WHAT YOU NEED TO DO: A faithful copy of the entries is required, with no images in it.

EXERCISE DATA:
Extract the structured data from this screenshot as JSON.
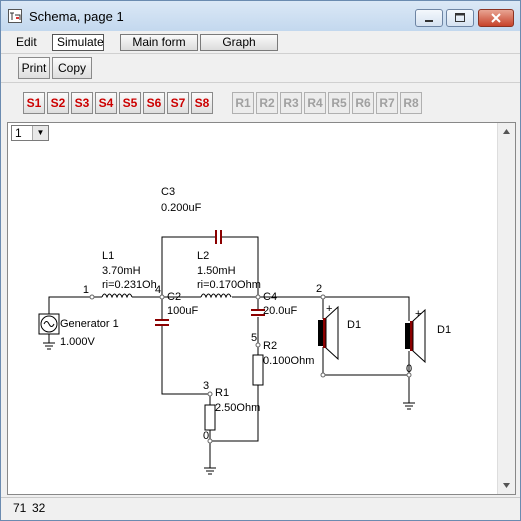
{
  "window": {
    "title": "Schema, page 1"
  },
  "menu": {
    "edit": "Edit",
    "simulate": "Simulate",
    "main_form": "Main form",
    "graph": "Graph"
  },
  "toolbar": {
    "print": "Print",
    "copy": "Copy"
  },
  "s_buttons": [
    "S1",
    "S2",
    "S3",
    "S4",
    "S5",
    "S6",
    "S7",
    "S8"
  ],
  "r_buttons": [
    "R1",
    "R2",
    "R3",
    "R4",
    "R5",
    "R6",
    "R7",
    "R8"
  ],
  "page_select": {
    "value": "1"
  },
  "schematic": {
    "c3": {
      "name": "C3",
      "value": "0.200uF"
    },
    "l1": {
      "name": "L1",
      "value": "3.70mH",
      "ri": "ri=0.231Oh"
    },
    "l2": {
      "name": "L2",
      "value": "1.50mH",
      "ri": "ri=0.170Ohm"
    },
    "c2": {
      "name": "C2",
      "value": "100uF"
    },
    "c4": {
      "name": "C4",
      "value": "20.0uF"
    },
    "r1": {
      "name": "R1",
      "value": "2.50Ohm"
    },
    "r2": {
      "name": "R2",
      "value": "0.100Ohm"
    },
    "generator": {
      "name": "Generator 1",
      "value": "1.000V"
    },
    "speaker1": {
      "name": "D1"
    },
    "speaker2": {
      "name": "D1"
    },
    "nodes": {
      "n1": "1",
      "n2": "2",
      "n3": "3",
      "n4": "4",
      "n5": "5",
      "n0a": "0",
      "n0b": "0"
    },
    "polarity_plus": "+"
  },
  "status": {
    "x": "71",
    "y": "32"
  },
  "colors": {
    "wire": "#000000",
    "capacitor": "#8b0000",
    "s_buttons": "#cc0000",
    "speaker_plus": "#cc0000"
  }
}
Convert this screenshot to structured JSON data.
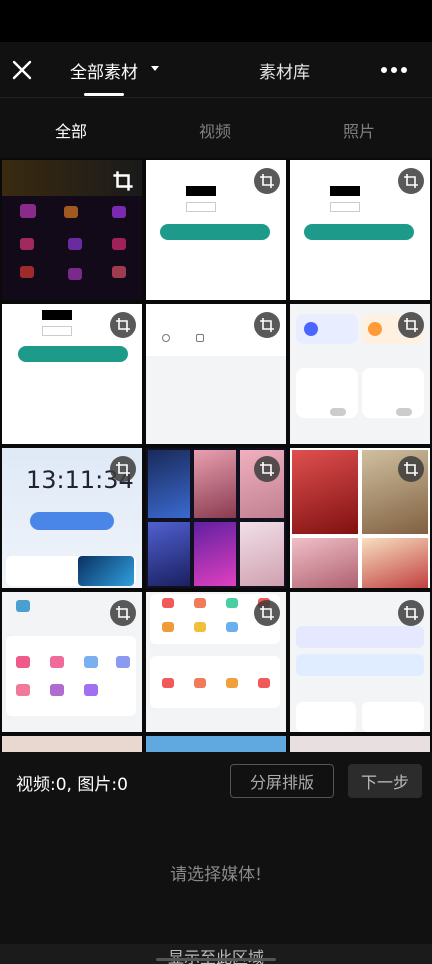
{
  "header": {
    "main_tab": "全部素材",
    "library_tab": "素材库"
  },
  "filters": {
    "all": "全部",
    "video": "视频",
    "photo": "照片"
  },
  "media": {
    "clock_text": "13:11:34"
  },
  "bottom": {
    "count": "视频:0, 图片:0",
    "split": "分屏排版",
    "next": "下一步"
  },
  "empty_hint": "请选择媒体!",
  "footer_text": "显示至此区域",
  "colors": {
    "background": "#111111",
    "accent_teal": "#1e9a8a",
    "muted_text": "#7f7f7f"
  }
}
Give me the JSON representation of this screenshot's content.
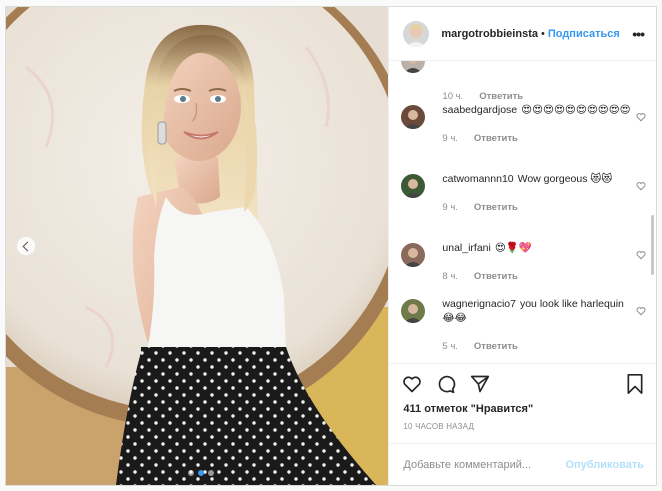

COMPLETED TASK:
Extract the structured data from this screenshot as JSON.
{
  "window": {
    "title": "Schema, page 1"
  },
  "menu": {
    "edit": "Edit",
    "simulate": "Simulate",
    "main_form": "Main form",
    "graph": "Graph"
  },
  "toolbar": {
    "print": "Print",
    "copy": "Copy"
  },
  "s_buttons": [
    "S1",
    "S2",
    "S3",
    "S4",
    "S5",
    "S6",
    "S7",
    "S8"
  ],
  "r_buttons": [
    "R1",
    "R2",
    "R3",
    "R4",
    "R5",
    "R6",
    "R7",
    "R8"
  ],
  "page_select": {
    "value": "1"
  },
  "schematic": {
    "c3": {
      "name": "C3",
      "value": "0.200uF"
    },
    "l1": {
      "name": "L1",
      "value": "3.70mH",
      "ri": "ri=0.231Oh"
    },
    "l2": {
      "name": "L2",
      "value": "1.50mH",
      "ri": "ri=0.170Ohm"
    },
    "c2": {
      "name": "C2",
      "value": "100uF"
    },
    "c4": {
      "name": "C4",
      "value": "20.0uF"
    },
    "r1": {
      "name": "R1",
      "value": "2.50Ohm"
    },
    "r2": {
      "name": "R2",
      "value": "0.100Ohm"
    },
    "generator": {
      "name": "Generator 1",
      "value": "1.000V"
    },
    "speaker1": {
      "name": "D1"
    },
    "speaker2": {
      "name": "D1"
    },
    "nodes": {
      "n1": "1",
      "n2": "2",
      "n3": "3",
      "n4": "4",
      "n5": "5",
      "n0a": "0",
      "n0b": "0"
    },
    "polarity_plus": "+"
  },
  "status": {
    "x": "71",
    "y": "32"
  },
  "colors": {
    "wire": "#000000",
    "capacitor": "#8b0000",
    "s_buttons": "#cc0000",
    "speaker_plus": "#cc0000"
  }
}
Convert this screenshot to structured JSON data.
{
  "header": {
    "main_tab": "全部素材",
    "library_tab": "素材库"
  },
  "filters": {
    "all": "全部",
    "video": "视频",
    "photo": "照片"
  },
  "media": {
    "clock_text": "13:11:34"
  },
  "bottom": {
    "count": "视频:0, 图片:0",
    "split": "分屏排版",
    "next": "下一步"
  },
  "empty_hint": "请选择媒体!",
  "footer_text": "显示至此区域",
  "colors": {
    "background": "#111111",
    "accent_teal": "#1e9a8a",
    "muted_text": "#7f7f7f"
  }
}
Give me the JSON representation of this screenshot's content.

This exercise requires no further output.